Editor's Note: Andrew Watson is the Bishop of Aston in the Diocese of Birmingham, UK. He was formerly a vicar in London, and is a musician, author and father of four.
By Andrew Watson, Special to CNN
Birmingham, England (CNN) - I spent most of yesterday in Winson Green, Birmingham, following the deaths of three young British men in the early hours of the morning. I visited the small mosque where two of the men (brothers aged 32 and 30) had been regular worshippers, and where both their uncle and older brother were in a state of profound shock and grief.
I then attended a gathering hastily convened by the local member of parliament - taking place in a room above a local supermarket – followed by a much larger public meeting with the police later in the day. About 150 people crammed into the community hall for the police meeting, with twice as many gathered outside.
Feelings were understandably running very high, with the grief and anger of the community expressed in equal measure. There were voices calling for retaliation, but these were increasingly drowned out by other voices (both old and younger) urging restraint.
By Jim Kavanagh, CNN

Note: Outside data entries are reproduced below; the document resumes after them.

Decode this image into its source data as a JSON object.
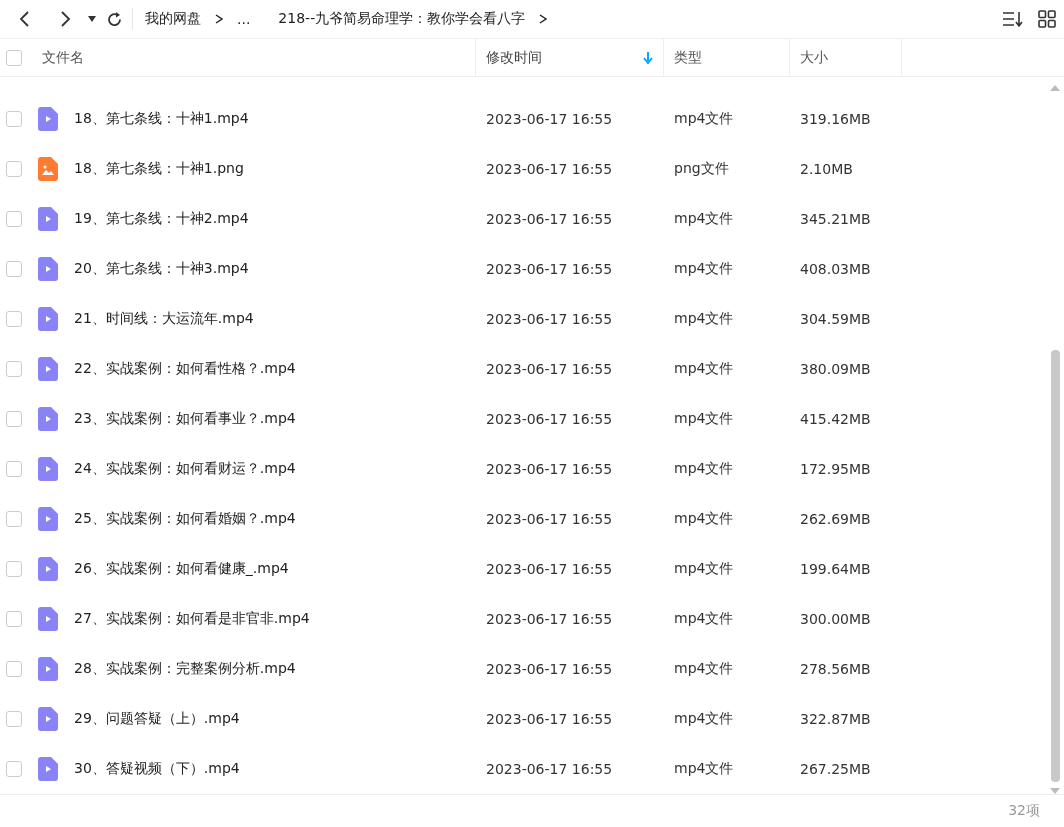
{
  "breadcrumb": [
    {
      "kind": "folder",
      "label": "我的网盘"
    },
    {
      "kind": "ellipsis",
      "label": "..."
    },
    {
      "kind": "folder",
      "label": "218--九爷简易命理学：教你学会看八字"
    }
  ],
  "columns": [
    {
      "label": "文件名",
      "sorted": false
    },
    {
      "label": "修改时间",
      "sorted": true
    },
    {
      "label": "类型",
      "sorted": false
    },
    {
      "label": "大小",
      "sorted": false
    }
  ],
  "rows": [
    {
      "kind": "video",
      "name": "18、第七条线：十神1.mp4",
      "time": "2023-06-17 16:55",
      "type": "mp4文件",
      "size": "319.16MB",
      "checked": false
    },
    {
      "kind": "image",
      "name": "18、第七条线：十神1.png",
      "time": "2023-06-17 16:55",
      "type": "png文件",
      "size": "2.10MB",
      "checked": false
    },
    {
      "kind": "video",
      "name": "19、第七条线：十神2.mp4",
      "time": "2023-06-17 16:55",
      "type": "mp4文件",
      "size": "345.21MB",
      "checked": false
    },
    {
      "kind": "video",
      "name": "20、第七条线：十神3.mp4",
      "time": "2023-06-17 16:55",
      "type": "mp4文件",
      "size": "408.03MB",
      "checked": false
    },
    {
      "kind": "video",
      "name": "21、时间线：大运流年.mp4",
      "time": "2023-06-17 16:55",
      "type": "mp4文件",
      "size": "304.59MB",
      "checked": false
    },
    {
      "kind": "video",
      "name": "22、实战案例：如何看性格？.mp4",
      "time": "2023-06-17 16:55",
      "type": "mp4文件",
      "size": "380.09MB",
      "checked": false
    },
    {
      "kind": "video",
      "name": "23、实战案例：如何看事业？.mp4",
      "time": "2023-06-17 16:55",
      "type": "mp4文件",
      "size": "415.42MB",
      "checked": false
    },
    {
      "kind": "video",
      "name": "24、实战案例：如何看财运？.mp4",
      "time": "2023-06-17 16:55",
      "type": "mp4文件",
      "size": "172.95MB",
      "checked": false
    },
    {
      "kind": "video",
      "name": "25、实战案例：如何看婚姻？.mp4",
      "time": "2023-06-17 16:55",
      "type": "mp4文件",
      "size": "262.69MB",
      "checked": false
    },
    {
      "kind": "video",
      "name": "26、实战案例：如何看健康_.mp4",
      "time": "2023-06-17 16:55",
      "type": "mp4文件",
      "size": "199.64MB",
      "checked": false
    },
    {
      "kind": "video",
      "name": "27、实战案例：如何看是非官非.mp4",
      "time": "2023-06-17 16:55",
      "type": "mp4文件",
      "size": "300.00MB",
      "checked": false
    },
    {
      "kind": "video",
      "name": "28、实战案例：完整案例分析.mp4",
      "time": "2023-06-17 16:55",
      "type": "mp4文件",
      "size": "278.56MB",
      "checked": false
    },
    {
      "kind": "video",
      "name": "29、问题答疑（上）.mp4",
      "time": "2023-06-17 16:55",
      "type": "mp4文件",
      "size": "322.87MB",
      "checked": false
    },
    {
      "kind": "video",
      "name": "30、答疑视频（下）.mp4",
      "time": "2023-06-17 16:55",
      "type": "mp4文件",
      "size": "267.25MB",
      "checked": false
    }
  ],
  "select_all": {
    "checked": false
  },
  "status_bar": {
    "count": "32项"
  }
}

People tend to become less religious as they become more educated, right? Not necessarily, according to a new study.
After analyzing data from a large national survey, University of Nebraska-Lincoln sociologist Philip Schwadel found that people actually tend to become more religious - by some definitions, at least - as they further their education.
“It all falls down to what you consider to be religious,” said Schwadel, an assistant professor at the University of Nebraska-Lincoln. “If it’s simply attending religious services, then no. Highly educated people are not less religious; in fact, they’re more religious.”
The CNN Belief Blog covers the faith angles of the day's biggest stories, from breaking news to politics to entertainment, fostering a global conversation about the role of religion and belief in readers' lives. It's edited by CNN's Daniel Burke with contributions from Eric Marrapodi and CNN's worldwide news gathering team.